When I was in kindergarden we had this toy where you placed shaped objects into something the size of soccer ball. The ball had a number of holes in it. The aim of the game was to fit the right shapeÂ to the right hole. Only the correct shaped hole would allow you to insert it’s matching shape.
This is a concept which is similar to what learnt when assembling PC’s. I discovered that many of the parts only fitted if you put them in the correct way. I learnt that these as “keyed” inputs. In comparison to some other sockets, such as old ram chips, where if you put them in the wrong way, the computer may short circuit.

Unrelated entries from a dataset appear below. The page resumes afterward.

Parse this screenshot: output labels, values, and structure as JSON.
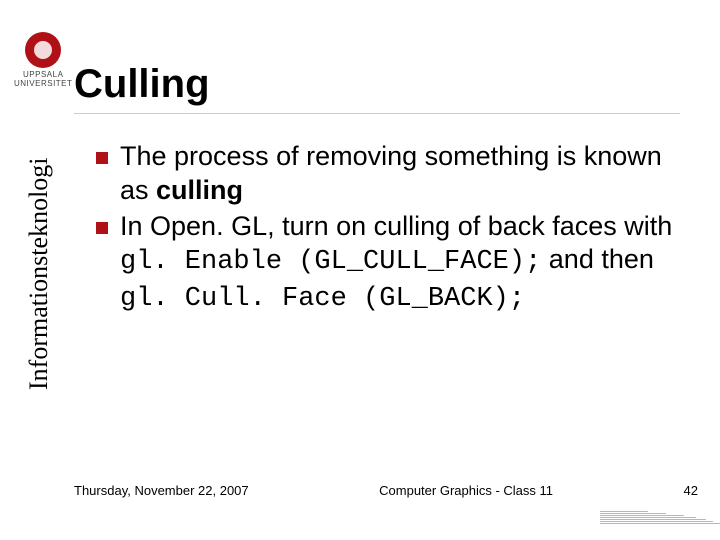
{
  "logo": {
    "line1": "UPPSALA",
    "line2": "UNIVERSITET"
  },
  "title": "Culling",
  "sidebar_label": "Informationsteknologi",
  "bullets": [
    {
      "pre": "The process of removing something is known as ",
      "bold": "culling",
      "post": ""
    },
    {
      "pre": "In Open. GL, turn on culling of back faces with ",
      "code1": "gl. Enable (GL_CULL_FACE);",
      "mid": " and then ",
      "code2": "gl. Cull. Face (GL_BACK);",
      "post": ""
    }
  ],
  "footer": {
    "date": "Thursday, November 22, 2007",
    "title": "Computer Graphics - Class 11",
    "page": "42"
  }
}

The concept of a keyed port like in the puzzle mentioned earlier and computer hardware is like Â a type checker. Type checkers can stop invalid code from running at development time which is before you even run the application. Code without that kind of check may otherwise malfunction at some client’s expense.
Keying inputs is something Graphical interface designers often do as well. Consider a checkbox. It has two states which you could describe as “checked” and “unchecked”. This is similar to the Boolean type which also has only two values “True” and “False”. Â Consider what the interface would be like if all checkboxes were replaced with text fields. The user may think it right to enter words that are synonymous with true such as Yes, Correct or the slang term yup or the ambiguous “maybe”. On a side note, I’ve overheard a funny way to answer Â a question with two queries. Â Instead of replying “both” you can overload the phrase “yes” to be an answer to both questions. For example:
“So, do you like typed or untyped languages?”
On my smartphone the checkboxes are replaced by switches which have the same effect.
Going through other types, an enumeration is a bit like a radio boxes. When you have too many a select box becomes more appropriate. Numbers can be keyed by an up/down control however this is often left out for convenience reasons. Â Text like a persons name is pretty much too variable to be keyed in any way and is better off collected in its literal form.I find it hard to imagine a checkbox asking if your last name is “Smith”, it’s at least unfair to anyone without that surname.
Sometimes selecting one option will allow for more options to be selected. This is similar to a composite type such as a Maybe. Consider a form element which asks you if you want to leave your email and only allows you to fill in an email field if you select yes. This could be thought of as
Sometimes the presence of one option can counter another. For example, choosing a cd drive may negate the various options associated with a Disc drive and visa versa.
Either HardDrive DiscDrive
The concept seems to be a sound one, but having to insert Constructors like Just and Nothing and Left and Right can be a bit of a pain.